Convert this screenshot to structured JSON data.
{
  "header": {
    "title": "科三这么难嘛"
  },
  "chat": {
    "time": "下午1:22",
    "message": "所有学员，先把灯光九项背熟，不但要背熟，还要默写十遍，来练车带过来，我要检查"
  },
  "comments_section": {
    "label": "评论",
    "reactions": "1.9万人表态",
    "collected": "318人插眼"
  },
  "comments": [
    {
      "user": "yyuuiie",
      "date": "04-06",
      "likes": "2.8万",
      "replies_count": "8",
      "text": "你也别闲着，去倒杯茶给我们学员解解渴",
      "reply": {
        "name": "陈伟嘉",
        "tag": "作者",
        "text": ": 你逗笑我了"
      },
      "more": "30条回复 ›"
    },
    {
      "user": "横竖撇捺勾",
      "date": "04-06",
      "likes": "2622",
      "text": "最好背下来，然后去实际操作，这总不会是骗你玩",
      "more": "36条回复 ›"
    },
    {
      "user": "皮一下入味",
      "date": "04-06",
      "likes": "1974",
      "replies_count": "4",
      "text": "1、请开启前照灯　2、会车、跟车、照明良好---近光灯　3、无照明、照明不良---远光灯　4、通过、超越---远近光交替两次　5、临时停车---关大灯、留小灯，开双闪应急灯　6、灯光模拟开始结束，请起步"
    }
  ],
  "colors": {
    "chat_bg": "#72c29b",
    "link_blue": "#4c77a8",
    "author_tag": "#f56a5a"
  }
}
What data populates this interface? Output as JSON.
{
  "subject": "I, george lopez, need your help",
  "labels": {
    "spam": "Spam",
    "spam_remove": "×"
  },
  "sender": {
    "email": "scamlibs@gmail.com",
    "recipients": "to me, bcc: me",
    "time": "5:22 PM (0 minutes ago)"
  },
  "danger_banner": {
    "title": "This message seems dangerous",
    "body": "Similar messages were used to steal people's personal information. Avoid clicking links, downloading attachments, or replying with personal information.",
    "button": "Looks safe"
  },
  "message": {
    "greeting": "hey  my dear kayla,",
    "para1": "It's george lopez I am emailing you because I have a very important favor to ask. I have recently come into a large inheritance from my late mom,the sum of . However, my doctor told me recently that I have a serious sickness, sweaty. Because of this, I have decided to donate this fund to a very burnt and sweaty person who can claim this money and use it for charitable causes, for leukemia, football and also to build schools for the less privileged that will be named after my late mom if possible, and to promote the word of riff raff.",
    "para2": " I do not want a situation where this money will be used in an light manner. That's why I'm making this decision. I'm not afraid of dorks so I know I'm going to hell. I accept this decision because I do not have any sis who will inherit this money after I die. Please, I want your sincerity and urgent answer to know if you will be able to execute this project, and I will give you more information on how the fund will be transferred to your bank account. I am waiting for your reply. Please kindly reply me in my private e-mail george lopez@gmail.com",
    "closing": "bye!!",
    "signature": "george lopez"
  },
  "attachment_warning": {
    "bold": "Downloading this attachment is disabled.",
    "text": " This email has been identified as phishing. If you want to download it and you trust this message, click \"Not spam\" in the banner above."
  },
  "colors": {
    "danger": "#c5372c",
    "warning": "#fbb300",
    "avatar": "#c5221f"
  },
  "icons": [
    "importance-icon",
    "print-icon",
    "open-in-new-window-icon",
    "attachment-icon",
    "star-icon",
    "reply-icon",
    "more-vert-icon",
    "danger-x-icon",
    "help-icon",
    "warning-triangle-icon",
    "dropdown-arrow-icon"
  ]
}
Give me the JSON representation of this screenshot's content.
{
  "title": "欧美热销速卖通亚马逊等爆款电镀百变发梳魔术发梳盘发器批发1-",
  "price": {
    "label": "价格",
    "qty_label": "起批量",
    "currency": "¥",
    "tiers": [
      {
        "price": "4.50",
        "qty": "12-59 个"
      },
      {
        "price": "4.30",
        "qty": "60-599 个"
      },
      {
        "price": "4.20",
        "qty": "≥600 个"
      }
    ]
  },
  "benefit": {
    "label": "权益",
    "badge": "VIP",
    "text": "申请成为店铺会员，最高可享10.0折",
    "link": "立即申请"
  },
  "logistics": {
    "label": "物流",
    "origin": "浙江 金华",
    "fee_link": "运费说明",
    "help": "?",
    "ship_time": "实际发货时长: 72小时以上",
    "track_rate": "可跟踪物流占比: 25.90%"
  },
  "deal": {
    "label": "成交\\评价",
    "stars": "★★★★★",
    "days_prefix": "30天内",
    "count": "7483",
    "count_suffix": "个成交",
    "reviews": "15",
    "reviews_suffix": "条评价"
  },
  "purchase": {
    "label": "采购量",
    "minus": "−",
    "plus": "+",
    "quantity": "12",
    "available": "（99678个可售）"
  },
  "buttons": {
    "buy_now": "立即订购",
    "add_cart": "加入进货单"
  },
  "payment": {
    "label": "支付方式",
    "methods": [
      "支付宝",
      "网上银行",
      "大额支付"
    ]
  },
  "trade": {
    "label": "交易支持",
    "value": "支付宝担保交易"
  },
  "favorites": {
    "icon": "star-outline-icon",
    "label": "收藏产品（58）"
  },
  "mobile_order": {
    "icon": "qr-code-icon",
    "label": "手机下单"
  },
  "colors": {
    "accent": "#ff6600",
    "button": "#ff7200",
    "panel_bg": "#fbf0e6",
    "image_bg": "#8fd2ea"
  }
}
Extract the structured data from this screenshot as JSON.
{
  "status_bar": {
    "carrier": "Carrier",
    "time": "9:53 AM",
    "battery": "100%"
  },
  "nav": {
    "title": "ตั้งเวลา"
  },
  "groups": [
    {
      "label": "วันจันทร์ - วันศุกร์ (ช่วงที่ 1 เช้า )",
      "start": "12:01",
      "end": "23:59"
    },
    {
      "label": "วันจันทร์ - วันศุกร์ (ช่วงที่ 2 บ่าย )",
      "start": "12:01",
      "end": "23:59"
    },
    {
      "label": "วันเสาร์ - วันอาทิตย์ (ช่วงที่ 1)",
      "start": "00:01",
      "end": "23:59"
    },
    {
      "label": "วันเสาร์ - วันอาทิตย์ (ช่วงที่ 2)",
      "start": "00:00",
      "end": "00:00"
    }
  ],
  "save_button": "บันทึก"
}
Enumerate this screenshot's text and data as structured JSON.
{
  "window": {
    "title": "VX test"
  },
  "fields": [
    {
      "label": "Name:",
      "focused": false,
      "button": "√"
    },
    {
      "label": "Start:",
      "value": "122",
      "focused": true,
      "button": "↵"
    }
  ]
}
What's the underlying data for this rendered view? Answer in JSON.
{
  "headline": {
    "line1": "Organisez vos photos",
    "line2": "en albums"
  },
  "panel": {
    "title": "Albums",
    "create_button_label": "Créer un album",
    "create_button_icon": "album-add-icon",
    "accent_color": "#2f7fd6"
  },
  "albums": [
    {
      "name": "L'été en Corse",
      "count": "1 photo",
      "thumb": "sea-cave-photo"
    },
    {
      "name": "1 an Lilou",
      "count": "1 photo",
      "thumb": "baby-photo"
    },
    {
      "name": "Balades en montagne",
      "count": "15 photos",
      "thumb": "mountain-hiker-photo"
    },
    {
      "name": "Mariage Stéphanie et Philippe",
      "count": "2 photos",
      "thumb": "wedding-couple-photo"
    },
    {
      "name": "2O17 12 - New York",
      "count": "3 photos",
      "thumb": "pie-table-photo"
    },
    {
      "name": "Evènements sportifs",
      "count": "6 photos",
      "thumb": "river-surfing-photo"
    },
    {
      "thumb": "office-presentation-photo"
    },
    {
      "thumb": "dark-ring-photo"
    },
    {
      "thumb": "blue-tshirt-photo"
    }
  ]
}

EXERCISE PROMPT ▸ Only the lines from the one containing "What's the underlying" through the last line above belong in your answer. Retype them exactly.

RESULT OF THE EXERCISE ▸
What's the underlying data for this rendered view? Answer in JSON.
{
  "headline": {
    "line1": "Organisez vos photos",
    "line2": "en albums"
  },
  "panel": {
    "title": "Albums",
    "create_button_label": "Créer un album",
    "create_button_icon": "album-add-icon",
    "accent_color": "#2f7fd6"
  },
  "albums": [
    {
      "name": "L'été en Corse",
      "count": "1 photo",
      "thumb": "sea-cave-photo"
    },
    {
      "name": "1 an Lilou",
      "count": "1 photo",
      "thumb": "baby-photo"
    },
    {
      "name": "Balades en montagne",
      "count": "15 photos",
      "thumb": "mountain-hiker-photo"
    },
    {
      "name": "Mariage Stéphanie et Philippe",
      "count": "2 photos",
      "thumb": "wedding-couple-photo"
    },
    {
      "name": "2O17 12 - New York",
      "count": "3 photos",
      "thumb": "pie-table-photo"
    },
    {
      "name": "Evènements sportifs",
      "count": "6 photos",
      "thumb": "river-surfing-photo"
    },
    {
      "thumb": "office-presentation-photo"
    },
    {
      "thumb": "dark-ring-photo"
    },
    {
      "thumb": "blue-tshirt-photo"
    }
  ]
}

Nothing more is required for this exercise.